We drove out to a suburb where we knew there was a Currys and by some miracle that had survived. And I've bought myself a very nice 18.5 inch crystal flat screen that makes reading text a breeze and looking at pictures a pleasure.

But I'm left wondering what's going to break down or give out next...

Thursday, October 07, 2010

Comedy 'riches'

Last night we headed for the Glee Club in Birmingham city centre with a couple of friends, to see the American comedian Rich Hall. In case you haven't heard of him, he turns up quite regularly on tv shows such as QI and Have I Got News For You, and also did a recent series of documentaries about different film genres in the US. Although he hails from Montana he's settled in Britain and has a remarkably British sense of humour. He's caustic, he's sarcastic, sometimes he's downright vitriolic - but he's always very, very funny.

He seems to write all his own stuff and also improvised large chunks of the show, picking on hapless members of the audience and weaving jokes around their relationships and job titles. He had immense fun with one energy manager, for instance, and with a headline he'd recently seen in an Irish newspaper: 'Cork Man Drowns' ("His name was Bob."). He also began with a terrific piece about the Conservative Party Conference, currently taking over a large section of Birmingham city centre around the ICC with the result that parking is almost impossible. "When I say I'm pleased to be here," he deadpanned, "I meant I had to walk all the way from the far side of Edgbaston."

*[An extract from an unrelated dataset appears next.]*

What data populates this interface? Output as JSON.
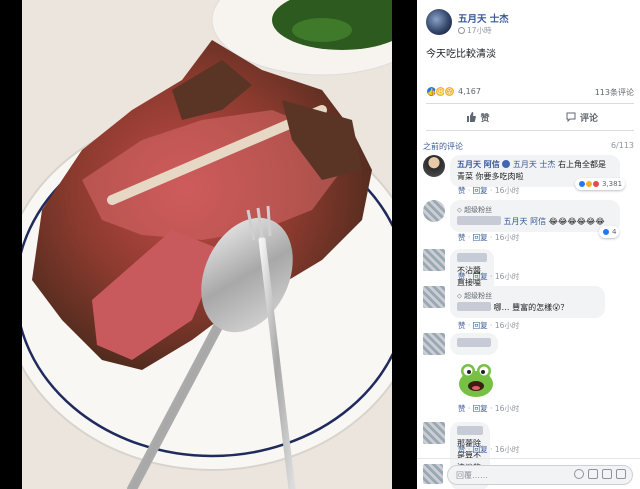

We spent the evening helpless with laughter... which was just as well since the seating arrangements were far from ideal. Around 400 people crammed into a small hall, with tables, is not conducive to space - I've seen sardine tins that were roomier. It was hot, it was squashed, and the poor folk who ordered meals spent the next half hour trying to eat them without elbowing both their neighbours in the ribs (or worse). Rich Hall is clearly a very popular act and you can understand the Glee Club management wanting to cram in as many folk as possible, but this time they went a little too far.

Great night out, though - and we even got a ride back in our friends' swanky new car!

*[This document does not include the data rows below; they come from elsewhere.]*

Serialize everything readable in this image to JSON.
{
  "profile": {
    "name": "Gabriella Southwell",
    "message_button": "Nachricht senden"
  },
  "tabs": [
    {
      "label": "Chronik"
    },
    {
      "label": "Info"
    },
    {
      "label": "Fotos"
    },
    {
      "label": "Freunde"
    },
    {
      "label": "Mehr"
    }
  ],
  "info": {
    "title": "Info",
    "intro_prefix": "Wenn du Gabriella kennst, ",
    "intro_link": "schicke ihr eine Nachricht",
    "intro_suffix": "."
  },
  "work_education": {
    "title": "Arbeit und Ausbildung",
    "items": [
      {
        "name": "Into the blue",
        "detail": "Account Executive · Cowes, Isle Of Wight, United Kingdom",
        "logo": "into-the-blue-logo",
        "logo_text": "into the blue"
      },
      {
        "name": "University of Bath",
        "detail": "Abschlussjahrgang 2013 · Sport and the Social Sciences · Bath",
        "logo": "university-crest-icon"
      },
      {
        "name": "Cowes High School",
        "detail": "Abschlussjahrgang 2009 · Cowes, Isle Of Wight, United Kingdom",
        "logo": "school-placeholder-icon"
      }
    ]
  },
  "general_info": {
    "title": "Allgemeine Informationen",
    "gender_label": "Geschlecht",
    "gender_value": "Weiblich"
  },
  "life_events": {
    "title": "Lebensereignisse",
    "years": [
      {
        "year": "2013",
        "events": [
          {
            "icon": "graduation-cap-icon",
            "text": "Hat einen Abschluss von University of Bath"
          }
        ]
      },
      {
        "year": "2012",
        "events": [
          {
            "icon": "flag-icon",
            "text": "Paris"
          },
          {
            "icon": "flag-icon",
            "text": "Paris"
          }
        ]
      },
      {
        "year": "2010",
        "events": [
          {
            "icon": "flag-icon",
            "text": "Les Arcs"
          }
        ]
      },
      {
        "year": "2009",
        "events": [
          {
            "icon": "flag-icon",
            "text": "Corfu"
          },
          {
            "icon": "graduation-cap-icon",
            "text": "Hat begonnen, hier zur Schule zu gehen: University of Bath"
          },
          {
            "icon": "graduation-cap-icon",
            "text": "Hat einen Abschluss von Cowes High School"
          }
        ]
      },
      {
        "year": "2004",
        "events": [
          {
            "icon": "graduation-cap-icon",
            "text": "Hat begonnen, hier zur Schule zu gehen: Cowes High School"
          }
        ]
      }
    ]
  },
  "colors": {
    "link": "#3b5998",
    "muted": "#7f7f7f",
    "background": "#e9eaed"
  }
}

Wednesday, October 06, 2010

Another chance to see...

Just in case you missed seeing my tiny story 'That Sinking Feeling' on Sunday 19th September, there's another chance now that Paragraph Planet have uploaded their September archive.

Click on the archive link and select Sept 19th from the drop-down box in the middle of the screen. Like my previous Planet entry, 'Rollercoaster Ride', this is based on an episode from my childhood and yes, the neighbours really were that annoyed!

While you're at it, have a look at the entry from Sept 12th which was written by friend and fellow-writer Sharon Maria Bidwell, which is stuffed full of vivid imagery in only 75 words.

You'll be able to catch both stories until the end of November.

Tuesday, October 05, 2010

Minor disaster

Dave and I were travelling back to Birmingham on Sunday. We always take our last bag of trash to the local tip (rather than leave it somewhere to niff, or bring it all the way back). That morning it was hammering down with rain and there was a big queue for the recycling bins. In the rush the wrong bag got thrown out - the one containing all my work files.

I lost quite a bit. Two whole ring-binders full of work - one a novel in progress, the other a collection of short stories I'm hoping to submit somewhere. On top of that I'd jammed in all my birthday cards, and at least one birthday present. But a cd is replaceable; work isn't. Luckily I had most of the contents saved on a flash drive, but I've still lost all my handwritten notes - and the list of exactly which stories were included in the anthology.

I've spent today printing out two copies of everything so I can keep a copy in each property and not have to ferry files about. I've also slowly rebuilt the anthology, using an out of date copy of the contents list and a good deal of detective work. It might not be 100% back to how it was, but it's getting close.

I still go cold when I think of that bag getting thrown away... but I'm very very grateful that at the last minute I decided to pack my flash drive in my suitcase, not that bag. That really would have been a disaster...